But don't worry. Almost a decade later, with Moore's Law still at work, there is still a board game in which humans reign supreme. The game is Go, an oriental game of strategy. It sounds superficially easy. The board is a 19 by 19 grid of intersecting lines. The pieces (called "stones") are black or white, and identical. Once placed on the board, they do not move (unless surrounded and captured) or change colour. The object is to use one's stones to surround as many blank intersections (called "territory") as possible. And that's about it.

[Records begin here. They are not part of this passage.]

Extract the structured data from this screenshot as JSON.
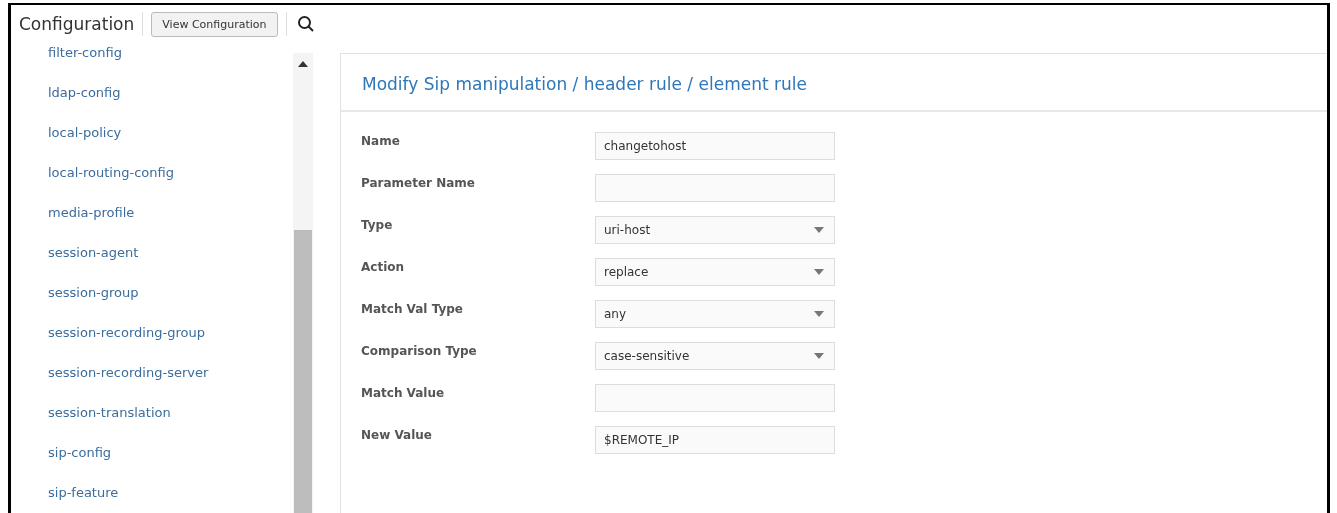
{
  "header": {
    "title": "Configuration",
    "view_button": "View Configuration"
  },
  "sidebar": {
    "items": [
      {
        "label": "filter-config"
      },
      {
        "label": "ldap-config"
      },
      {
        "label": "local-policy"
      },
      {
        "label": "local-routing-config"
      },
      {
        "label": "media-profile"
      },
      {
        "label": "session-agent"
      },
      {
        "label": "session-group"
      },
      {
        "label": "session-recording-group"
      },
      {
        "label": "session-recording-server"
      },
      {
        "label": "session-translation"
      },
      {
        "label": "sip-config"
      },
      {
        "label": "sip-feature"
      }
    ]
  },
  "form": {
    "title": "Modify Sip manipulation / header rule / element rule",
    "fields": [
      {
        "label": "Name",
        "kind": "text",
        "value": "changetohost"
      },
      {
        "label": "Parameter Name",
        "kind": "text"
      },
      {
        "label": "Type",
        "kind": "select",
        "value": "uri-host"
      },
      {
        "label": "Action",
        "kind": "select",
        "value": "replace"
      },
      {
        "label": "Match Val Type",
        "kind": "select",
        "value": "any"
      },
      {
        "label": "Comparison Type",
        "kind": "select",
        "value": "case-sensitive"
      },
      {
        "label": "Match Value",
        "kind": "text"
      },
      {
        "label": "New Value",
        "kind": "text",
        "value": "$REMOTE_IP"
      }
    ]
  }
}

Even the lure of a US$1 million prize for the first program to beat a human professional went uncollected after the deadline passed in 2000. No program has yet come close to meeting the challenge. Now, however, there may be a new attack on this outpost of humanity. At Microsoft's research centre in Cambridge, scientists are taking a simpler approach to working out how to beat the best humans. They're telling their program what the best humans did against each other in thousands of games, providing a vast repertoire of millions of moves. Are computers about to invade another piece of our gameplaying territory? - Guardian